The spectacular style and flamboyant use of colour in paintings and sculptures of Ali Akbar Sadeghi behold the richness of iconography in Qajar Era paintings, particularly a school of painting that has become known as the Qahveh Khaneh (Coffee house paintings). The meticulous detailing, intricate scenes and the subject matter, often heroes in full armour, follow the traditions of Miniature painting. At close inspection a large number of artists’ works are in one way or another self-portraits. The story teller, the sleep walker, seems not to be able to invent without identifying with the characters of his imagination. Here is a marvellous world where the heroes of artist do not appear to be fighting the evils of the world, they are either frozen in time or seem to be engaged in their own internal conflict. From the “Hanged Coat” to the depiction of the old hero with an aid band on his face to the “Torture Armchair”, there is a strong sense of defeat but evil doesn’t seem to have prevailed. It appears as if the artist is content with wisdom that age and years of turmoil has brought him. The Emotional power of these self-portraits and their poetic reality overwhelms the viewer and invokes feelings of sympathy that derives from conflict within every human being. The surreal world of Ali Akbar Sadeghi is governed by the strength of dreams, a world of his own. He successfully transfers his emotions and turmoil’s but also creates scenes and objects that are complete and precise. A perfect balance. And when he is not busy pushing nails in to the faces of his heroes he is ready to play chess. The game of nobility that commands tact, maturity and dignity.
- Seven Cities (1971)

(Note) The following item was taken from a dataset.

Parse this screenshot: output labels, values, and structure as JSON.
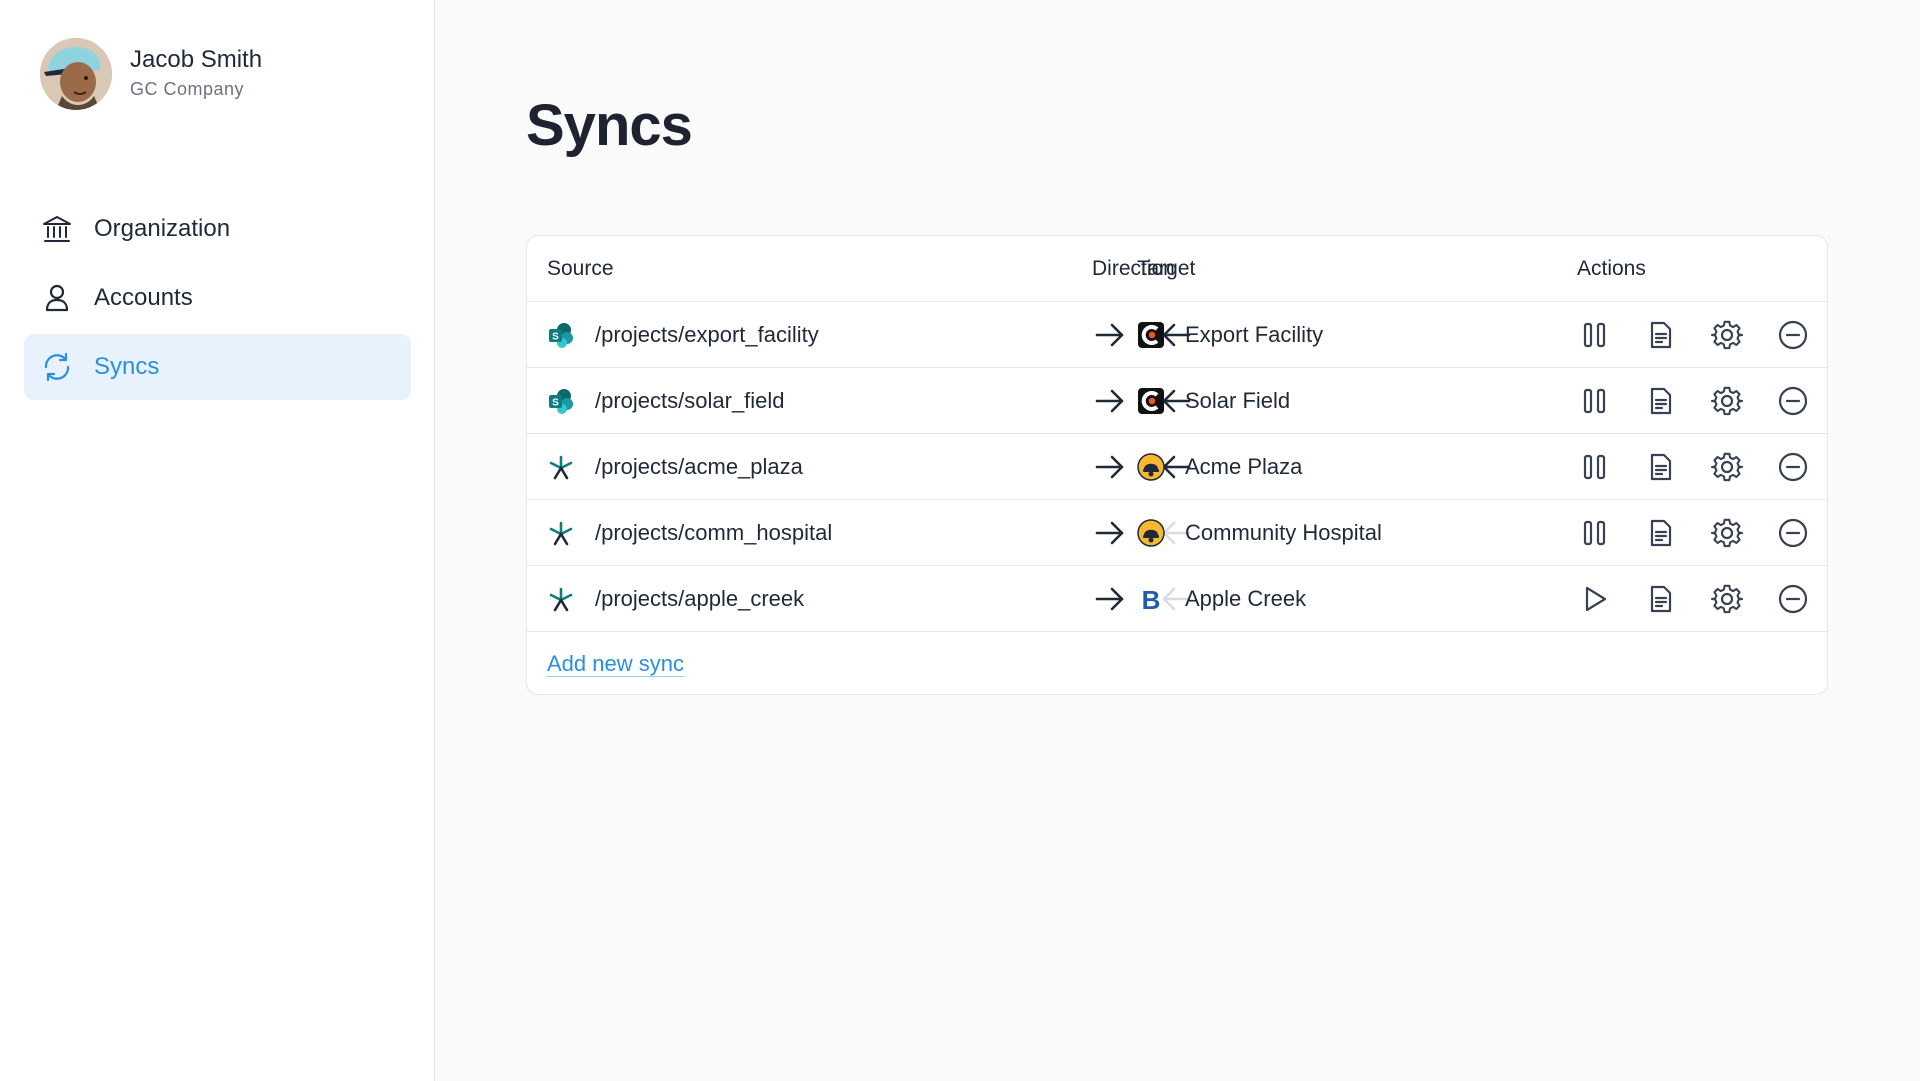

- Boating (1972)
- I Am Whom ... (1973)
- The Rook (1974) 
- Malek Khorshid (1975) 
- Zaal and Simorgh (1977) 
- Coalition (2005)